Friday, September 17, 2010

Parenting Naturally on a Budget Part 3: Laundry

These are just a couple tips to be more cost-efficient when doing your laundry, and better for the environment at the same time.

1. Wash most or all of your laundry in cold water.
Most laundry gets just as clean in cold water. It's a simple step to take. Exceptions are washing cloth diapers, clothes or sheets with bodily fluids on them, or anything that has sopped up massive quantities of milk (such as my milk-straining or cheese-making cloths.

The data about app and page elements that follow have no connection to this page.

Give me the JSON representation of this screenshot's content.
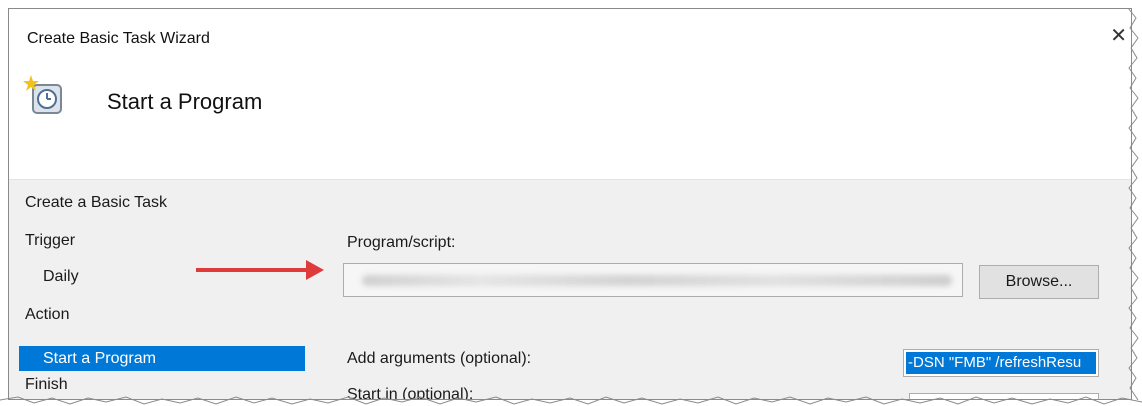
{
  "window": {
    "title": "Create Basic Task Wizard",
    "close_glyph": "✕"
  },
  "header": {
    "title": "Start a Program"
  },
  "sidebar": {
    "section_title": "Create a Basic Task",
    "items": [
      {
        "label": "Trigger"
      },
      {
        "label": "Daily"
      },
      {
        "label": "Action"
      },
      {
        "label": "Start a Program"
      },
      {
        "label": "Finish"
      }
    ]
  },
  "form": {
    "program_label": "Program/script:",
    "program_value_visible": "",
    "browse_label": "Browse...",
    "arguments_label": "Add arguments (optional):",
    "arguments_value": "-DSN \"FMB\" /refreshResu",
    "start_in_label": "Start in (optional):",
    "start_in_value": ""
  },
  "colors": {
    "accent": "#0078d7",
    "arrow": "#e03b3b"
  },
  "icons": {
    "header_icon": "task-clock-icon"
  }
}
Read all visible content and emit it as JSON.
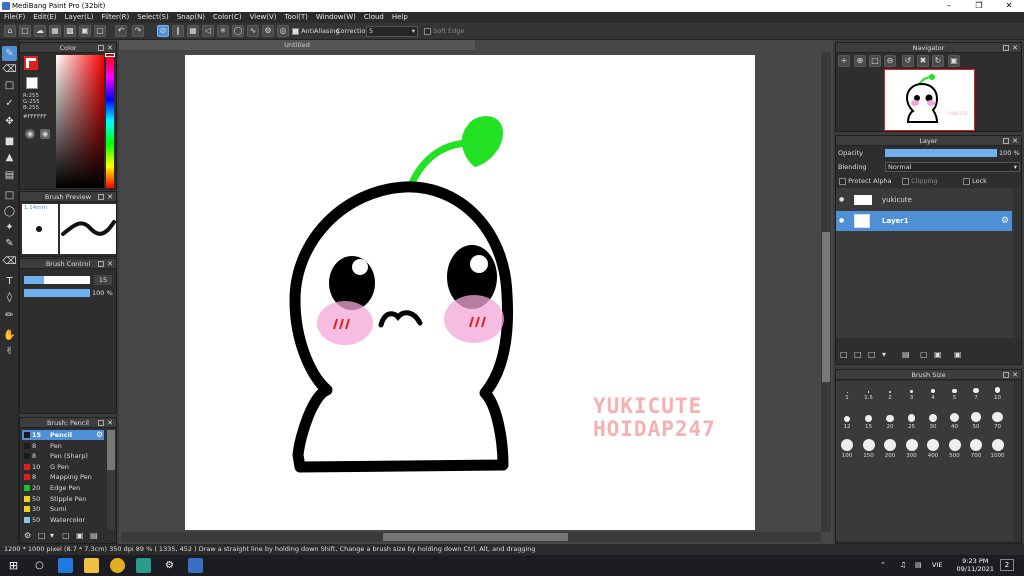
{
  "window": {
    "title": "MediBang Paint Pro (32bit)"
  },
  "menu": [
    "File(F)",
    "Edit(E)",
    "Layer(L)",
    "Filter(R)",
    "Select(S)",
    "Snap(N)",
    "Color(C)",
    "View(V)",
    "Tool(T)",
    "Window(W)",
    "Cloud",
    "Help"
  ],
  "toolbar": {
    "antialias_label": "AntiAliasing",
    "correction_label": "Correction",
    "correction_value": "5",
    "softedge_label": "Soft Edge"
  },
  "color_panel": {
    "title": "Color",
    "r": "R:255",
    "g": "G:255",
    "b": "B:255",
    "hex": "#FFFFFF",
    "fg": "#e02020",
    "bg": "#ffffff"
  },
  "brush_preview": {
    "title": "Brush Preview",
    "size": "1.14mm"
  },
  "brush_control": {
    "title": "Brush Control",
    "size_value": "15",
    "size_pct": 0.3,
    "opacity_value": "100 %",
    "opacity_pct": 1.0
  },
  "brush_panel": {
    "title": "Brush: Pencil",
    "items": [
      {
        "size": "15",
        "name": "Pencil",
        "color": "#1a1a1a",
        "selected": true
      },
      {
        "size": "8",
        "name": "Pen",
        "color": "#1a1a1a"
      },
      {
        "size": "8",
        "name": "Pen (Sharp)",
        "color": "#1a1a1a"
      },
      {
        "size": "10",
        "name": "G Pen",
        "color": "#e02020"
      },
      {
        "size": "8",
        "name": "Mapping Pen",
        "color": "#e02020"
      },
      {
        "size": "20",
        "name": "Edge Pen",
        "color": "#20c020"
      },
      {
        "size": "50",
        "name": "Stipple Pen",
        "color": "#f0d020"
      },
      {
        "size": "30",
        "name": "Sumi",
        "color": "#f0d020"
      },
      {
        "size": "50",
        "name": "Watercolor",
        "color": "#7ec8f0"
      }
    ]
  },
  "document": {
    "tab": "Untitled",
    "watermark_line1": "YUKICUTE",
    "watermark_line2": "HOIDAP247"
  },
  "navigator": {
    "title": "Navigator"
  },
  "layer_panel": {
    "title": "Layer",
    "opacity_label": "Opacity",
    "opacity_value": "100 %",
    "opacity_pct": 1.0,
    "blending_label": "Blending",
    "blending_value": "Normal",
    "protect_alpha": "Protect Alpha",
    "clipping": "Clipping",
    "lock": "Lock",
    "layers": [
      {
        "name": "yukicute",
        "selected": false
      },
      {
        "name": "Layer1",
        "selected": true
      }
    ]
  },
  "brush_size_panel": {
    "title": "Brush Size",
    "sizes": [
      "1",
      "1.5",
      "2",
      "3",
      "4",
      "5",
      "7",
      "10",
      "12",
      "15",
      "20",
      "25",
      "30",
      "40",
      "50",
      "70",
      "100",
      "150",
      "200",
      "300",
      "400",
      "500",
      "700",
      "1000"
    ]
  },
  "status": {
    "dims": "1200 * 1000 pixel",
    "cm": "(8.7 * 7.3cm)",
    "dpi": "350 dpi",
    "zoom": "89 %",
    "coords": "( 1335, 452 )",
    "hint": "Draw a straight line by holding down Shift, Change a brush size by holding down Ctrl, Alt, and dragging"
  },
  "taskbar": {
    "time": "9:23 PM",
    "date": "09/11/2021",
    "lang": "VIE",
    "notif": "2"
  },
  "colors": {
    "accent": "#4e8fd6",
    "sprout": "#22e022",
    "blush": "#f4a6d8",
    "watermark": "#f6b0b0"
  }
}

Or spit up rags.) Washing underwear and socks in hot water is the norm, but honestly I haven't found a difference in cleanliness if I only wash them in hot every other time.

2. Use less soap.
Most people use too much soap. The recommended amount of soap on the jug of detergent is usually too much. You can be just as effective by using 1/2 the recommended amount, or 2/3 if you want to be safe.

3. Make your own laundry detergent!
If you are concerned about the chemicals in commercial laundry soap, or have sensitive skin, then make your own! There are many recipes on the internet, and I will post one here. The powdered form usually does the best, but some washers will only take liquid detergent.

2 Cups Soap, finely grated (Fels Naptha is the most commonly used kind, but I make my own organic soap!)
1 Cup Washing Soda (Not Baking Soda- washing soda. I found it in my grocery store but you might have to go to a department store or Fleet Farm.)
1 Cup Borax (I found this at Fleet Farm. Sometimes grocery/department stores also carry it.)

Mix well and store in an airtight container. Use 2 TBSP per load.

Easy, huh? :) All ingredients are pretty darn cheap, and making laundry soap isn't hard at all. What soap you use determines how "natural" the detergent is. Borax is pretty strong stuff, so don't let any little kids near it. But it's also a great cleaning agent for heavy duty jobs as well. Sometimes when I have a really messy clean-up (like cat pee on the carpet) I'll mix some borax and baking soda with water and wash with a rag. It does the job quite nicely!

4. Line-dry if you can.
If you live in a neighborhood that will allow you to line-dry your clothes, do it! It'll save you money and be better for the environment. Some people experience scratchy clothes when they line-dry, and if this happens, just add some vinegar to the rinse cycle before you hang them out to dry.
Also, they make "laundry trees" for winter use. You put the trees indoors and hang laundry on those. I love using these because in addition to drying the laundry, they also humidify your house! :) You can also use these in the warmer seasons if you put them in front of open windows and it's not too humid out.


  1. Iktomi,
    I am absolutely shocked that you didn't suggest the one proven method for reducing laundry usage overall - go a la natural! Less clothing equates to less washing. Of course, this tack can be a bit of a challenge on those cold winter days around the farm in Wisconsin. :-D

  2. haha you are completely right! i do go au natural quite a bit, as the neighbors can probably attest ;) but yes it's impractical most of the time on a farm in cold weather! but i have to say when i was 8/9 months pregnant in the middle of the summer, it sure felt good!

  3. I use this great clothes drying rack year round. I dry my clothes both inside and out. Depending on the weather.
    And you don't have to go a la natural to cut back on laundry. You can simply wear your clothes a couple time before putting them in the wash. I often do this.